In the midst of this, newly released guidelines from the American Academy of Pediatrics (AAP) are underscoring this urgency of tackling childhood obesity and advise “aggressive” early lifestyle changes to avoid medication and surgery as children age into adolescence, The New York Times reports on its podcast, “The Daily.”
What AAP Recommends for Childhood Obesity
Early intervention seems key to combating childhood obesity, per AAP. The AAP guidelines advise that Intensive health behavior and lifestyle changes are “the most effective known behavioral treatment for child obesity”
This can include several sessions of family therapy for as long as a year, in addition to support with nutritional, behavioral and physical habits.
As children become adolescents, the new AAP guidelines suggest medication and surgery if these patients are still dealing with severe childhood obesity.
“The medical costs of obesity on children, families and our society as a whole are well-documented and require urgent action,” Dr. Sarah Hampl, one of the guidelines' authors, said in a news release from AAP.
Hempl added, “This is a complex issue, but there are multiple ways we can take steps to intervene now and help children and teens build the foundation for a long, healthy life.”
Physical, Emotional Toll of Childhood Obesity
With nearly 15 million children in the U.S. considered obese by the Centers for Disease Control and Prevention, the issue is becoming increasingly dire.
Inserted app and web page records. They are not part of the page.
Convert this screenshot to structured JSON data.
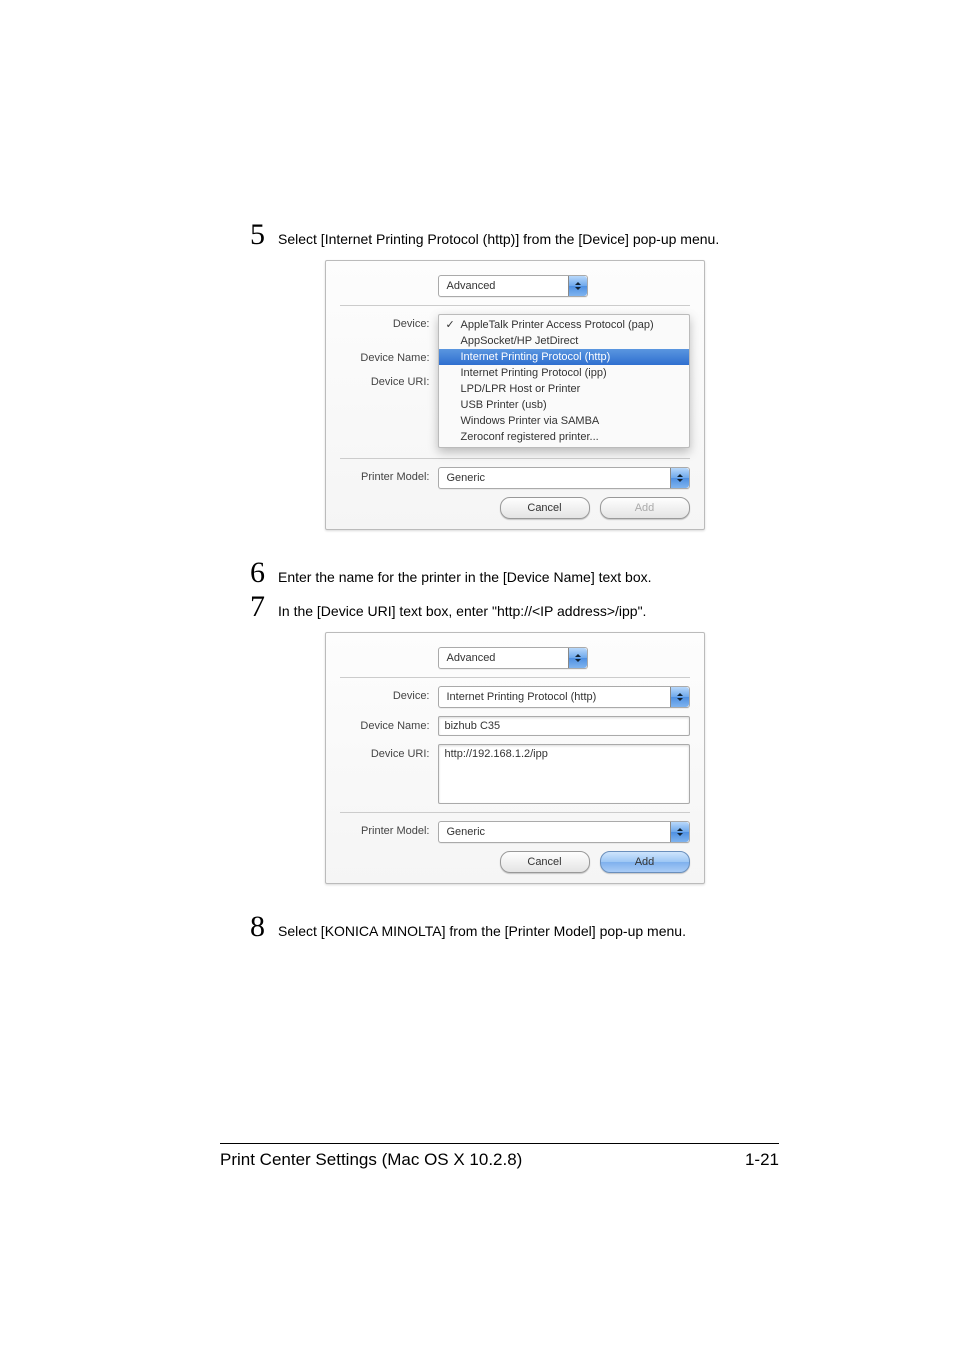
{
  "steps": {
    "s5": {
      "num": "5",
      "text": "Select [Internet Printing Protocol (http)] from the [Device] pop-up menu."
    },
    "s6": {
      "num": "6",
      "text": "Enter the name for the printer in the [Device Name] text box."
    },
    "s7": {
      "num": "7",
      "text": "In the [Device URI] text box, enter \"http://<IP address>/ipp\"."
    },
    "s8": {
      "num": "8",
      "text": "Select [KONICA MINOLTA] from the [Printer Model] pop-up menu."
    }
  },
  "shot1": {
    "top_select": "Advanced",
    "labels": {
      "device": "Device:",
      "name": "Device Name:",
      "uri": "Device URI:",
      "model": "Printer Model:"
    },
    "menu": {
      "i0": "AppleTalk Printer Access Protocol (pap)",
      "i1": "AppSocket/HP JetDirect",
      "i2": "Internet Printing Protocol (http)",
      "i3": "Internet Printing Protocol (ipp)",
      "i4": "LPD/LPR Host or Printer",
      "i5": "USB Printer (usb)",
      "i6": "Windows Printer via SAMBA",
      "i7": "Zeroconf registered printer..."
    },
    "model_value": "Generic",
    "buttons": {
      "cancel": "Cancel",
      "add": "Add"
    }
  },
  "shot2": {
    "top_select": "Advanced",
    "labels": {
      "device": "Device:",
      "name": "Device Name:",
      "uri": "Device URI:",
      "model": "Printer Model:"
    },
    "device_value": "Internet Printing Protocol (http)",
    "name_value": "bizhub C35",
    "uri_value": "http://192.168.1.2/ipp",
    "model_value": "Generic",
    "buttons": {
      "cancel": "Cancel",
      "add": "Add"
    }
  },
  "footer": {
    "left": "Print Center Settings (Mac OS X 10.2.8)",
    "right": "1-21"
  }
}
Childhood obesity can bring myriad physical complications, including:
Type 2 diabetes
It can also lead to emotional struggles for children, including:
Body dysmorphia disorder
Undoing Effects of Emotional Eating in Adulthood
Studies have found that there is a link between childhood obesity and “emotional eating,” or using food to cope with emotions.
Emotional eating can be insidious and can affect anyone, even into adulthood, Therapist Glenn Sevier, LCSW explained. Sevier, a former marathon runner and lifelong athlete, said he struggled with emotional eating when he got into middle age.
“Most of my [weight gain] stemmed from poor eating habits, emotional eating and the lack of
nutritional education,” Sevier said.
He said his wakeup call came when he was hypertensive and on the verge of being diagnosed with Type 2 diabetes, a leading cause of death in the United States.
Sevier, who founded Walk-N-Talk™ Therapy in 2003, ultimately made his own aggressive lifestyle changes, engaging in more physical activity and making more healthful diet choices.
Sevier explained “Since I decided to make the necessary changes in middle age, I’ve lost 35 pounds and gone down three sizes. Because of the necessary steps I’ve taken, I’m no longer prescribed high blood pressure medication and my A1C has been in the normal range at 5.3.”
To step into the world of Walk-N-Talk™ Therapy and Cognitive Behavioral Therapy (CBT), make an appointment with Glenn.
Click the link to read healthline's tips on preventing childhood and adult obesity.